So probably around 10 months ago, I wrote about intersectionality and the importance of remembering the intersections of identities. I quoted Audre Lorde in that post who said something along the lines that we can’t focus on single issues because no one lives a single issue life. We all face multiple issues based on the intersectionality of our identities. I face the world as someone who’s queer and neuroatypical but also face it with my whiteness and class standing. All of those identities (and so many others) impact the way in which I experience the world and it’s difficult (almost impossible) to tease one identity away from another.
During the last several months since I wrote that original post, I still think intersectionality is important and has to be more than just a buzzword or a label in academic circles or ignored completely. White Feminism™ is, for example, particularly great at ignoring intersectionality and focusing primarily on the issues faced by middle class cis white women. And in some instances, when intersectionality is acknowledged, it’s seen as divisive. As Kirstin Moe writes, defending the concept:

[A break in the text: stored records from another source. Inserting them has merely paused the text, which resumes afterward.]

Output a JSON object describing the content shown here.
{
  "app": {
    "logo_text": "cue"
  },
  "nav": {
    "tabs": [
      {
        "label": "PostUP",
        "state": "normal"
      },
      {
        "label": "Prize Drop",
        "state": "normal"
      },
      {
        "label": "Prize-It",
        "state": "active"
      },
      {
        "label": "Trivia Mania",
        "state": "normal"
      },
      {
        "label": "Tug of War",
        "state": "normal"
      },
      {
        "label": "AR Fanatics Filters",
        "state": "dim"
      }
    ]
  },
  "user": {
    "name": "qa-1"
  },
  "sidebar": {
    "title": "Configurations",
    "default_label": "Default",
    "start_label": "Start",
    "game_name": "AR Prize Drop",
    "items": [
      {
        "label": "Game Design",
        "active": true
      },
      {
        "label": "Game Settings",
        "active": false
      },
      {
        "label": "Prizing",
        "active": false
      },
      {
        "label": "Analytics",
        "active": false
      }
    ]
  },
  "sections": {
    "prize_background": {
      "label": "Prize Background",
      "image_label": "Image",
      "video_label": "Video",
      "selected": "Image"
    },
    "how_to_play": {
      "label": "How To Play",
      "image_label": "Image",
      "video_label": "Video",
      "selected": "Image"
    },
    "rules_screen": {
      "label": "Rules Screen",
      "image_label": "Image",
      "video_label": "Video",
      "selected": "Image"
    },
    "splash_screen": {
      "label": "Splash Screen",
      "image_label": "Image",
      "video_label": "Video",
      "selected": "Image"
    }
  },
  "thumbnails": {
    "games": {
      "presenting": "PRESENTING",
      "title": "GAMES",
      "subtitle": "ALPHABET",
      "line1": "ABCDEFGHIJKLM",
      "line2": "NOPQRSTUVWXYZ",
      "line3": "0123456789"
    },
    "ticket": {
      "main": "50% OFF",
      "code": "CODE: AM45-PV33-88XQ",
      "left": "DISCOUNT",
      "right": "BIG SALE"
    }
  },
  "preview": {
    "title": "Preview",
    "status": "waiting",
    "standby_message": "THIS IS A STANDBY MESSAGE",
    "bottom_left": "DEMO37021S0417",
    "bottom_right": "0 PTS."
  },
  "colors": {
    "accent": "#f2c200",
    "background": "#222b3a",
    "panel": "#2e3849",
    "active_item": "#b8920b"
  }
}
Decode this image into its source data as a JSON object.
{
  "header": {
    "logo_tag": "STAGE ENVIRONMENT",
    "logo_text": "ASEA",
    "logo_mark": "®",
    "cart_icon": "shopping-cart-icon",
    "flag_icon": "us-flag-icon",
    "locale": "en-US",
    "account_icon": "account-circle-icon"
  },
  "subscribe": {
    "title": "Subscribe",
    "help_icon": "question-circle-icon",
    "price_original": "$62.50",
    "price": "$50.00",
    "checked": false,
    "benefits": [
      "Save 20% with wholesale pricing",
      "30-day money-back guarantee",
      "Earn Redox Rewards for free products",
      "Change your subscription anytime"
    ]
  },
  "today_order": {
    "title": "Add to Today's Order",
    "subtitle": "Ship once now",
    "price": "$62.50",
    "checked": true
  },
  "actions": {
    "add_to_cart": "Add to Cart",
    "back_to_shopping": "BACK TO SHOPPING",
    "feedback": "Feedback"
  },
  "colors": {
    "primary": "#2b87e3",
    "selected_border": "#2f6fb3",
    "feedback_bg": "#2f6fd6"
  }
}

Some call intersectionality “divisive,” because they believe it highlights the differences between people rather than the similarities. But it doesn’t have to be that way. The meaning of the term has evolved from a way of describing the problem—the interactions between different forms of oppression—to a way of describing the solution.
Kimberlé Crenshaw was the first to give the lived reality the name intersectionality back in 1989 after black women brought a discrimination suit against General Motors (and unfortunately lost). She started the term as a way to describe the lived reality of black women, whose race and gender intersected in a way where they experienced both racism and sexism but legally, black women couldn’t be protected for that double experience. While intersectionality is now a way to describe a lived reality and is a term that is used more and more, Crenshaw wrote about how there’s still so much work to be done and how intersectionality can’t keep waiting.
And Crenshaw is totally right – we as a society have to acknowledge the ways in which multiple identities and -isms intersect to impact the lives of so many. The #WeCantWait Campaign and #SayHerName both call for inclusive approaches to racial justice, feminism, and other social justice movements and acknowledge the ways in which black women experience police brutality and many -isms (like racism and sexism).
We have to acknowledge intersectionality within all circles of society because black women are not the only ones to experience it. We have to realize that people of color can be a part of the LGBTQ+ community, that feminism has to include more than just white women, that all black lives matter. I think that the mainstream LGBTQ+ community and mainstream (white) feminism have gotten particularly great at ignoring intersectionality issues.
Inclusive feminism is diverse and necessary because rather than being divisive, acknowledging our differences can bring the more marginalized out of the shadows. We have to be willing to talk about the ways in which racism impact women of color (particularly black women), how the LGBTQ+ community isn’t totally white, how age impacts people (like how LGBTQ+ seniors and elders do in fact exist and face challenges). And we have to do more than talk the talk – we have to work on making spaces more inclusive and accessible as well. We have to start working on centering marginalized voices rather than just using them as a way to be inclusive as well.
Of course I don’t have all the answers and there is still much more about intersectionality to acknowledge, talk about, and work on. There are issues around how Native American populations experience poverty, how class and ableism balance between each other, how higher education can be extremely elitist, how we need to center women of color in the debate about Planned Parenthood.